Required work:
For every line below, restate it exactly and drop the images.

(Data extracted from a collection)
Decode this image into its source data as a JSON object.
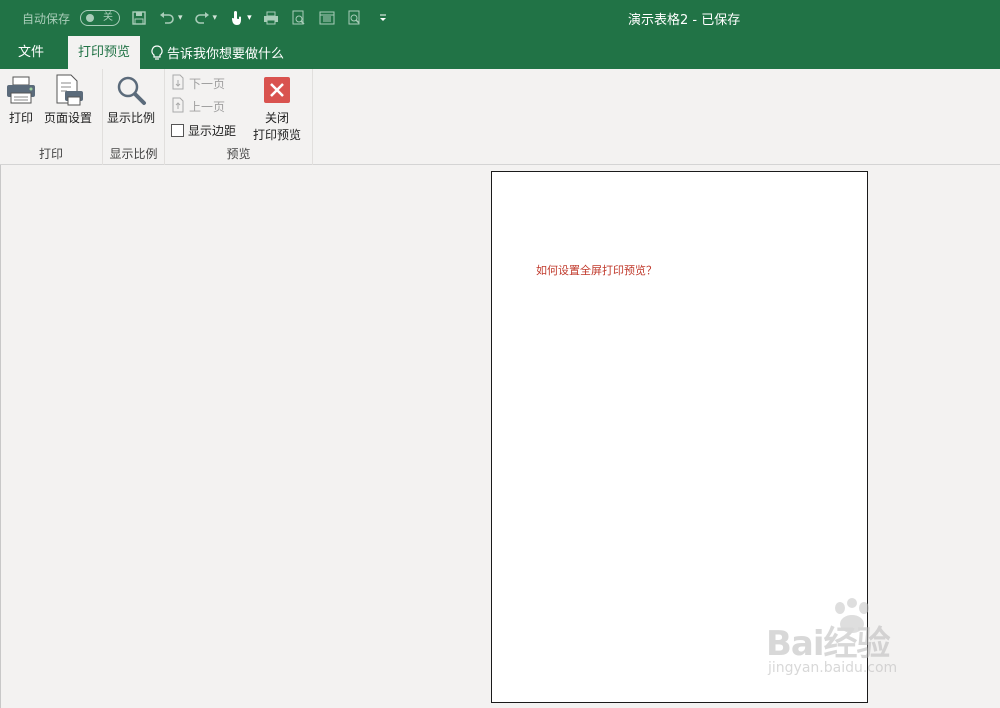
{
  "quick_access": {
    "autosave_label": "自动保存",
    "autosave_state": "关",
    "icons": [
      "save-icon",
      "undo-icon",
      "redo-icon",
      "touch-mode-icon",
      "print-icon",
      "print-preview-icon",
      "page-layout-icon",
      "zoom-icon",
      "customize-icon"
    ]
  },
  "window": {
    "title": "演示表格2  -  已保存"
  },
  "tabs": {
    "file": "文件",
    "active": "打印预览",
    "tell_me": "告诉我你想要做什么"
  },
  "ribbon": {
    "print_group": {
      "label": "打印",
      "print": "打印",
      "page_setup": "页面设置"
    },
    "zoom_group": {
      "label": "显示比例",
      "zoom": "显示比例"
    },
    "preview_group": {
      "label": "预览",
      "next_page": "下一页",
      "prev_page": "上一页",
      "show_margins": "显示边距",
      "close_line1": "关闭",
      "close_line2": "打印预览"
    }
  },
  "page": {
    "cell_text": "如何设置全屏打印预览？"
  },
  "watermark": {
    "main": "Bai经验",
    "sub": "jingyan.baidu.com"
  },
  "colors": {
    "brand_green": "#217346",
    "close_red": "#d9534f",
    "cell_text": "#c0392b"
  }
}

Your response:
Decode this image into its source data as a JSON object.
{
  "quick_access": {
    "autosave_label": "自动保存",
    "autosave_state": "关",
    "icons": [
      "save-icon",
      "undo-icon",
      "redo-icon",
      "touch-mode-icon",
      "print-icon",
      "print-preview-icon",
      "page-layout-icon",
      "zoom-icon",
      "customize-icon"
    ]
  },
  "window": {
    "title": "演示表格2  -  已保存"
  },
  "tabs": {
    "file": "文件",
    "active": "打印预览",
    "tell_me": "告诉我你想要做什么"
  },
  "ribbon": {
    "print_group": {
      "label": "打印",
      "print": "打印",
      "page_setup": "页面设置"
    },
    "zoom_group": {
      "label": "显示比例",
      "zoom": "显示比例"
    },
    "preview_group": {
      "label": "预览",
      "next_page": "下一页",
      "prev_page": "上一页",
      "show_margins": "显示边距",
      "close_line1": "关闭",
      "close_line2": "打印预览"
    }
  },
  "page": {
    "cell_text": "如何设置全屏打印预览？"
  },
  "watermark": {
    "main": "Bai经验",
    "sub": "jingyan.baidu.com"
  },
  "colors": {
    "brand_green": "#217346",
    "close_red": "#d9534f",
    "cell_text": "#c0392b"
  }
}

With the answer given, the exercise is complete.